### Aim of the exercise:
All lines in the records below that hold "ratio" are to be shown.
Source information: Begin
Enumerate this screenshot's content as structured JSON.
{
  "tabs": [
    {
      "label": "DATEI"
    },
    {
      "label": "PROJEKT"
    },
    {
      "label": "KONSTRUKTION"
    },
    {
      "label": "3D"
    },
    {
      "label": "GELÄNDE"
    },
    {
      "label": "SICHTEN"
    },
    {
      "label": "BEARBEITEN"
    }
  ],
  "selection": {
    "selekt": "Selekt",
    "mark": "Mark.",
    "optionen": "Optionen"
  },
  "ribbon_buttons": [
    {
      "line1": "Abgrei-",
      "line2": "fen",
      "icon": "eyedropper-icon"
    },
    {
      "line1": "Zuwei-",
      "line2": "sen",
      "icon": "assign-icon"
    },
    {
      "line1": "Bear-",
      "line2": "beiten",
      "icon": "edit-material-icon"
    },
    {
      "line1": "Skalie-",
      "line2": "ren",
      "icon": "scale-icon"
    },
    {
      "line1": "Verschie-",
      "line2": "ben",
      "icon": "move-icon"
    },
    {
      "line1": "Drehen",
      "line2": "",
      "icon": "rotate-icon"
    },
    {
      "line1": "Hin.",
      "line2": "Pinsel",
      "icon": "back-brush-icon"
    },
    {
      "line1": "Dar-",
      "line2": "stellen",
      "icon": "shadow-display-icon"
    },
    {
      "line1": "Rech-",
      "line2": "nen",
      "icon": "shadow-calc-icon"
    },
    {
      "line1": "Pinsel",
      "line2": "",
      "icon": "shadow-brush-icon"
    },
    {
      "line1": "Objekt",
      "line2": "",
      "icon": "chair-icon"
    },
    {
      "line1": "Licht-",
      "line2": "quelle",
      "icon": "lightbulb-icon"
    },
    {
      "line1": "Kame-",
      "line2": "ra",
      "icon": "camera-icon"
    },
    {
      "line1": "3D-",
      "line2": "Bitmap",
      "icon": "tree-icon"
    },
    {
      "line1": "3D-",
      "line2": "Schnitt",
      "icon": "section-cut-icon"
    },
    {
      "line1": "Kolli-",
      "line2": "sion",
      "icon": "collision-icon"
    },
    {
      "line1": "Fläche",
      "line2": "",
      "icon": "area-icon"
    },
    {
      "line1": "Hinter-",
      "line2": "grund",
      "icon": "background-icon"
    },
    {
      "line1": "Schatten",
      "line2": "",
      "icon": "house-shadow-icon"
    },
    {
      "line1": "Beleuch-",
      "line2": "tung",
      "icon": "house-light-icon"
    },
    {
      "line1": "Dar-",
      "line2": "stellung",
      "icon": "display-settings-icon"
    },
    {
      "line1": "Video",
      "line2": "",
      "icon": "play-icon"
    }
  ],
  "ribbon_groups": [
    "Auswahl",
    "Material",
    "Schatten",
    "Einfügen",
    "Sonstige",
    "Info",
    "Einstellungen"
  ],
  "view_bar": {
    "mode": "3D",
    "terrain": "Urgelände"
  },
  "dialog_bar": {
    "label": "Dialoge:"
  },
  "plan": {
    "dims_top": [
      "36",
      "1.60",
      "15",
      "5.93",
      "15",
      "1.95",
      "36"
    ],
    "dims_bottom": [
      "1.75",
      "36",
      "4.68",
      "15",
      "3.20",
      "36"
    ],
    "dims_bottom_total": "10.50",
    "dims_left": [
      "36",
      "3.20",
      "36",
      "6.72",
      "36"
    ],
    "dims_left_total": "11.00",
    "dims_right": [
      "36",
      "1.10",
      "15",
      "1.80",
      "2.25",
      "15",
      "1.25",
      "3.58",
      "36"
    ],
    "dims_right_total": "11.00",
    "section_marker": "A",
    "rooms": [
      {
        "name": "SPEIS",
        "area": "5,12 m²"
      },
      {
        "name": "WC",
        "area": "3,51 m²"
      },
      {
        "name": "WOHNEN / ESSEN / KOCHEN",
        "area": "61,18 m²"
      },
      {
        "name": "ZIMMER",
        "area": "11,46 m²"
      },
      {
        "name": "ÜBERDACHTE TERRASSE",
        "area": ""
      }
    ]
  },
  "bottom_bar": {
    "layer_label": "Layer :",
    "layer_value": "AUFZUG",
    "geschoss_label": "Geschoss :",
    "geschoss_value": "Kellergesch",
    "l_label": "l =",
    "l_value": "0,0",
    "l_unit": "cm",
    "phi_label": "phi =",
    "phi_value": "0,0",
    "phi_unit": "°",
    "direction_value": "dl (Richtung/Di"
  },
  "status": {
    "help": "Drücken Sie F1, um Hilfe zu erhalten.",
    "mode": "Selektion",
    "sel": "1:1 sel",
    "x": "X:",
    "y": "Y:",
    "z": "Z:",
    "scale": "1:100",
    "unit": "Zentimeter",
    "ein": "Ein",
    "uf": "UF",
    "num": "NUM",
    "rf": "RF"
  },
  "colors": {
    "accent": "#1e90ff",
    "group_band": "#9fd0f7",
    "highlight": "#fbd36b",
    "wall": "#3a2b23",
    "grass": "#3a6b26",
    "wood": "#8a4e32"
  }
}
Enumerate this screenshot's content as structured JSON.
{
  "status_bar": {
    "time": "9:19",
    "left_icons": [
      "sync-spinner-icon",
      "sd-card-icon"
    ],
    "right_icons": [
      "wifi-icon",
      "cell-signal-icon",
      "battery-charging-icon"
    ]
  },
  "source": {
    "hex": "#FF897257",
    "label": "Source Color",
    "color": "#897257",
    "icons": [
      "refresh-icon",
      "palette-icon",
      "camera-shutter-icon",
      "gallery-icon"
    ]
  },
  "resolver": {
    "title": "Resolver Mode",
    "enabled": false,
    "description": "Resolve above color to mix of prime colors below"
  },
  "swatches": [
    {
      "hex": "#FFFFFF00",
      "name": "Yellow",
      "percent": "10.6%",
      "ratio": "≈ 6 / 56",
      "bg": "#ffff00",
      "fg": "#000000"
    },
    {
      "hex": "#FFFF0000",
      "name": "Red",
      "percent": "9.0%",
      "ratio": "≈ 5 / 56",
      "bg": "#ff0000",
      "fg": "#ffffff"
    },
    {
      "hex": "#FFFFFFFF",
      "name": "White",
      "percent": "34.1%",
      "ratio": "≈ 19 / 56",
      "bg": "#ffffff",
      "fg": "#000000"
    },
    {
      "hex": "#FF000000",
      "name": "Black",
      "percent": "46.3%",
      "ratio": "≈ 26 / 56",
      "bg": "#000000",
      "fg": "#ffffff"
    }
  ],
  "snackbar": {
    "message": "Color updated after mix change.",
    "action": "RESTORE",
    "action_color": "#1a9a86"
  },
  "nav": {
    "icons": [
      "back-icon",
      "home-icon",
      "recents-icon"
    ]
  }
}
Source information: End
### Solved exercise:
      "ratio": "≈ 6 / 56",
      "ratio": "≈ 5 / 56",
      "ratio": "≈ 19 / 56",
      "ratio": "≈ 26 / 56",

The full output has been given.